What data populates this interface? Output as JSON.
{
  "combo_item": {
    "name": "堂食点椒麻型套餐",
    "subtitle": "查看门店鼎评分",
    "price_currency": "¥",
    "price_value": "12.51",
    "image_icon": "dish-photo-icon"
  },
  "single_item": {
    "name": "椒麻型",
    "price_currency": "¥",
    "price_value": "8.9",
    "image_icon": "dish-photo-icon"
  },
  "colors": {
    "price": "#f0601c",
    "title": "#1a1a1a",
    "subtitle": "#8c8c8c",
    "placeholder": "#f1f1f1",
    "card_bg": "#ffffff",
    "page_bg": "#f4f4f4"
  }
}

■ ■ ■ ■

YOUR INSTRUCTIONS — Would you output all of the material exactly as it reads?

TASK SOLUTION —
What data populates this interface? Output as JSON.
{
  "combo_item": {
    "name": "堂食点椒麻型套餐",
    "subtitle": "查看门店鼎评分",
    "price_currency": "¥",
    "price_value": "12.51",
    "image_icon": "dish-photo-icon"
  },
  "single_item": {
    "name": "椒麻型",
    "price_currency": "¥",
    "price_value": "8.9",
    "image_icon": "dish-photo-icon"
  },
  "colors": {
    "price": "#f0601c",
    "title": "#1a1a1a",
    "subtitle": "#8c8c8c",
    "placeholder": "#f1f1f1",
    "card_bg": "#ffffff",
    "page_bg": "#f4f4f4"
  }
}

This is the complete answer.